This of course fully translates to those juves who resist arrest in this story and pay the ultimate price. As Dredd says, there should be no remorse, especially given the fate of those children too weak to work; a fate which thankfully appears off panel giving us the imagination to paint it as foul as we like.
And so we come to that final panel and the apparent suicide of Anderson.
As a character she has been largely directionless for years which has been a terrible shame. Mopey, tepid stories have time and again failed to add value to the character even when the initial concept had promise. This is largely down to Alan Grant’s failing and though he is a brilliant and visionary writer his work on Anderson has been circling the drain. If this is him calling time on the character then you have to take your hat off to him. It is brave and bold to kill her off using this method and quitting while there was still some fire left in her.
Like Johnny Alpha, Anderson is a character that only really found footing under Alan Grant and since he took over in 1988 the character has journeyed out from beneath Dredd’s shadow in ways both good and bad.
That said, this story has been tremendously strong and by far Grant’s best work on the character for a long, long time. It is a shame that this quality wasn’t being knocked out by him a few years ago when the character really needed it. The moping here is minimal and in proportion to the trauma the city has undergone and though Anderson is putting a brave face on it she is clearly a washed out personality and even assurances from Dredd aren’t helping. This isn’t the Anderson who is boo hoo about the death of a Christian martyr, the overbearing nature of the system she has sworn to serve or the abuse of the innocent. This is a fully fledged human being who has seen suffering on a colossal scale and has been ravaged by that experience. Remember that Anderson too may share some guilt over the Day of Chaos and her complicity in the events that precipitated it. She was after all on the team that wiped out East Meg 1 and she knew that was their mission right from the start. She also got Dredd the codes he needed to launch the very TADS that did the deed, even knowing that half a billion people would perish in nuclear fire. That must weigh heavily on her too.

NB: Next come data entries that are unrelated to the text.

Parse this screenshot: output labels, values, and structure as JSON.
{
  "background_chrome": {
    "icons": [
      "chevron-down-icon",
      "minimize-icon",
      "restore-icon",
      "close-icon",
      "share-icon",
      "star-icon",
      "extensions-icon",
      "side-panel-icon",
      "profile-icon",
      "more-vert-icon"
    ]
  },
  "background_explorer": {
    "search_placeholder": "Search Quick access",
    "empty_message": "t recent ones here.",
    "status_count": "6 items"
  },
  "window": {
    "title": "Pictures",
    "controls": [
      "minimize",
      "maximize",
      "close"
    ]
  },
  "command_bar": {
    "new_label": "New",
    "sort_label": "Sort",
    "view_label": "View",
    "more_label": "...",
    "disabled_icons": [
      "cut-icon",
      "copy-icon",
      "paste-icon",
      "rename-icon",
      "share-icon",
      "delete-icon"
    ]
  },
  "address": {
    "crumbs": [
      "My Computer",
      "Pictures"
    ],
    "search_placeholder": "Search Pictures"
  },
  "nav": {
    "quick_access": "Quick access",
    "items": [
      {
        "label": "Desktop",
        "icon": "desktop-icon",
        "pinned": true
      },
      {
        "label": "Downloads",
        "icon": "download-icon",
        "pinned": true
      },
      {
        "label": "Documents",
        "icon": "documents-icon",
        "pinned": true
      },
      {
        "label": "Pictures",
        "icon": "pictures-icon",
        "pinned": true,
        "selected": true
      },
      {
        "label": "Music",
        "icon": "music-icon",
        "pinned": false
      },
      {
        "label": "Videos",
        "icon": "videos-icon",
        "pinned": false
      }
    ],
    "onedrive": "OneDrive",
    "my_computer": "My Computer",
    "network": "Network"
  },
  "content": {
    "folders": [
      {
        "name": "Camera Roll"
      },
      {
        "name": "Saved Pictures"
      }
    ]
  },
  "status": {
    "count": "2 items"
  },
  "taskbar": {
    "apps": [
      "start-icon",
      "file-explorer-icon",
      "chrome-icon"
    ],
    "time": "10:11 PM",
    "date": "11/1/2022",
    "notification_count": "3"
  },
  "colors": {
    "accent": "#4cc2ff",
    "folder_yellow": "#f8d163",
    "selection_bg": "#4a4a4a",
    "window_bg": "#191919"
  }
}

The rationalist in me however sees that with her appearing in the upcoming Death epic (ok, that may be down to the delay of that story) and the popularity of the character then this might not be the end.
I just hope that she doesn’t go to a place of light and peace where she is reunited with Corey, Amizov and Orlok (again, no relation) who teach her the meaning of love and give her the strength to go on. Fuck that shit, because it will sour this tale.
I’m not saying I want to see her die, I just don’t want a cop out end for her.
I didn’t read the Robocop stuff out of sheer bloody-mindedness. I buy the Megazine for stories not for film reviews or retrospectives. If it isn’t a 2000AD related film (and don’t give me that “influenced by” bollocks) then it shouldn’t be here.
The Royals 3 pager was also not read. Not because I don’t like the story-far from it, it is fucking excellent. No, it is because it doesn’t need a three page advert. Just one will suffice with a picture of the cover and the words “GO AND BUY THIS COMIC RIGHT NOW. WHAT? LOOK, I DON’T FUCKING CARE. UNLESS YOU ARE PREVENTING A NUCLEAR MELTDOWN OR REPAIRING A SEVERED ARTERY, DROP EVERYTHING AND GO AND BUY IT.”
The Jose Ortiz obit was decent enough though.
Tales from the Dog House was a floppy I neither needed nor cared for. Read these before and they weren’t very good then, either.
Ordinary was a work of magnificence and just about saw off the incredible challenge from the Anderson story.